Source information
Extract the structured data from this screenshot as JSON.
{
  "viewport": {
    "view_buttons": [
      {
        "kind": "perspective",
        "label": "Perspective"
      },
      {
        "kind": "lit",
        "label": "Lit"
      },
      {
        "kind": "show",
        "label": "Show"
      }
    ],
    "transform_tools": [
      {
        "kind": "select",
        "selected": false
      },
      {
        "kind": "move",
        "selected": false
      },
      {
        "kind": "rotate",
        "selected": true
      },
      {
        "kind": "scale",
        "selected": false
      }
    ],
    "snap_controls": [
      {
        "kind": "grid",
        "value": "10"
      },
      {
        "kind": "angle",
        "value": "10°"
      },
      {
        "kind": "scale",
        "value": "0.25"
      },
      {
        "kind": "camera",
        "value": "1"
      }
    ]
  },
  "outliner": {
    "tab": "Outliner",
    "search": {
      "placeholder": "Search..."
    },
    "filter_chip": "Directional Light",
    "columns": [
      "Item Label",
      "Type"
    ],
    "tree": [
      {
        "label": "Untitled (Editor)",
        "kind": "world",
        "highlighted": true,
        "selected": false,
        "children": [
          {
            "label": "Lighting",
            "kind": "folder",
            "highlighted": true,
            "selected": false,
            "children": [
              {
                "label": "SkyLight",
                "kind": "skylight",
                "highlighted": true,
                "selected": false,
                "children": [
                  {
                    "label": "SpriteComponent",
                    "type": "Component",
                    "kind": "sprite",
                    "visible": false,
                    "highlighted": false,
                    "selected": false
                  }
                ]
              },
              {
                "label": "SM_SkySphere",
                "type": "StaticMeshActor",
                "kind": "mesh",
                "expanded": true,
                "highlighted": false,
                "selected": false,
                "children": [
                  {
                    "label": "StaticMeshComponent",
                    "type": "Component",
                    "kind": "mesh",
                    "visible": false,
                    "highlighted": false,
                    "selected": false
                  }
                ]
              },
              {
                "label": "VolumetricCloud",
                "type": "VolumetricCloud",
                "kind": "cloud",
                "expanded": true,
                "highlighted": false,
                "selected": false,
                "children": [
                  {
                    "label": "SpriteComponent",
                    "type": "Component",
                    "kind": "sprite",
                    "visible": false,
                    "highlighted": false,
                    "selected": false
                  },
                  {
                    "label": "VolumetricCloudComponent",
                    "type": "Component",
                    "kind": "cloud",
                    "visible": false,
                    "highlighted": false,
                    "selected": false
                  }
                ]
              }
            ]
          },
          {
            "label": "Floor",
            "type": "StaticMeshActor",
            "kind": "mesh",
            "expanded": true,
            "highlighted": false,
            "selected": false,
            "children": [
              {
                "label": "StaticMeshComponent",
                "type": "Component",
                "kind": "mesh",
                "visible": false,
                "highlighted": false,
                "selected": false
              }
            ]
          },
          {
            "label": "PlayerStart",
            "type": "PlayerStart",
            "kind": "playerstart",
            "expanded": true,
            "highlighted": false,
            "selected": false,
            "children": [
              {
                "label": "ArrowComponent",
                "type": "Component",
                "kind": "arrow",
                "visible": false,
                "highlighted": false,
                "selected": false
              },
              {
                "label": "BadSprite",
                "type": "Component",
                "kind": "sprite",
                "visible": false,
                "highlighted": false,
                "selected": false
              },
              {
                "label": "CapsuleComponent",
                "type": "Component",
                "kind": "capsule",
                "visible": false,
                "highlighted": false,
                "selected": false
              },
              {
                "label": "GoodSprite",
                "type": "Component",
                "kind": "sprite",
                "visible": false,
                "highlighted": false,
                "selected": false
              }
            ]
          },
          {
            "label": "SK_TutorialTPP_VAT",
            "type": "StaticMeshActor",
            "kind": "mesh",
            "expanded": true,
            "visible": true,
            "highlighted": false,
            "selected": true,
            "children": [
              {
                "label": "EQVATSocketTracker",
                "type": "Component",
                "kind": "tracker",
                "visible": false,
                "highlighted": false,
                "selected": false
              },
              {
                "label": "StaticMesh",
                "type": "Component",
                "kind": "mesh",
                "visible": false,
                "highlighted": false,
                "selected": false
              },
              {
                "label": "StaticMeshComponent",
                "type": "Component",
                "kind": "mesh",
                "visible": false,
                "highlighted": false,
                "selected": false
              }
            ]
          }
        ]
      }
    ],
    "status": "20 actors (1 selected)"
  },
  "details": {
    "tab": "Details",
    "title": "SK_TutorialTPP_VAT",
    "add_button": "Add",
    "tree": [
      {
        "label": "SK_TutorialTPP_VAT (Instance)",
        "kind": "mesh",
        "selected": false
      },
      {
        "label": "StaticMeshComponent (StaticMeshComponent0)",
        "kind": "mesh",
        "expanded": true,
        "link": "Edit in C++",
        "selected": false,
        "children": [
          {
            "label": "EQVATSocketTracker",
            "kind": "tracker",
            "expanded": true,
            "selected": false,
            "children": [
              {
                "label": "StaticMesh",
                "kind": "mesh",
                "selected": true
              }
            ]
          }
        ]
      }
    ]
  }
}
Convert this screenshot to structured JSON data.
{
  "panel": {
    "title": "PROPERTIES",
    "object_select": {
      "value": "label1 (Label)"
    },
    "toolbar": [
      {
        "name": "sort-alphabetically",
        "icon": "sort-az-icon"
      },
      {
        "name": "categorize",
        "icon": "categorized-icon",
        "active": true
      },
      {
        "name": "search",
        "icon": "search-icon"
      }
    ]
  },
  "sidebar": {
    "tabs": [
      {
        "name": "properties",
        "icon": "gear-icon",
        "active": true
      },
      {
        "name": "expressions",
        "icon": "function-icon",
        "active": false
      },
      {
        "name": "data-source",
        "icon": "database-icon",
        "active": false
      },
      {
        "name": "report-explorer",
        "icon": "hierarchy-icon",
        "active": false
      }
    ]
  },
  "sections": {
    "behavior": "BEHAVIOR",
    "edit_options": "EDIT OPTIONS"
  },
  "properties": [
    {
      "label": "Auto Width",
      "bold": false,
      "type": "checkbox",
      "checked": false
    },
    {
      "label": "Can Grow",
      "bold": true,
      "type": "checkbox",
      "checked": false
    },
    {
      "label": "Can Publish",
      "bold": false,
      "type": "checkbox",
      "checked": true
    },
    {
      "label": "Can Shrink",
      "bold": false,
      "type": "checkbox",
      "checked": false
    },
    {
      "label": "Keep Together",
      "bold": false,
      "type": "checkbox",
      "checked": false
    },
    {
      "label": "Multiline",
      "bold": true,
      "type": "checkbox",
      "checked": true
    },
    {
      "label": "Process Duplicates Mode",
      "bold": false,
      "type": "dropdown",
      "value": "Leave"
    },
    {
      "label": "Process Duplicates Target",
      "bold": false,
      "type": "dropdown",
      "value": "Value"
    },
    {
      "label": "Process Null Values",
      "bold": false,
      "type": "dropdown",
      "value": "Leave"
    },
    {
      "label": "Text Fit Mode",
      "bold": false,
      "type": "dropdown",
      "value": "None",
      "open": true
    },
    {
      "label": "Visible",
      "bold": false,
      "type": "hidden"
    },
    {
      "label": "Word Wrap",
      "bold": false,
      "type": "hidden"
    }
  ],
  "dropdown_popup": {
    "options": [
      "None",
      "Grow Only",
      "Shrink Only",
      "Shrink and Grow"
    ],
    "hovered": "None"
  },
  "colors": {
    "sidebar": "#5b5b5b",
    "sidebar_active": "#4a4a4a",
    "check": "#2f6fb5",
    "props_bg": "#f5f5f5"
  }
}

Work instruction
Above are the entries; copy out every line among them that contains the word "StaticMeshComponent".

Reply to the exercise
                    "label": "StaticMeshComponent",
                "label": "StaticMeshComponent",
                "label": "StaticMeshComponent",
        "label": "StaticMeshComponent (StaticMeshComponent0)",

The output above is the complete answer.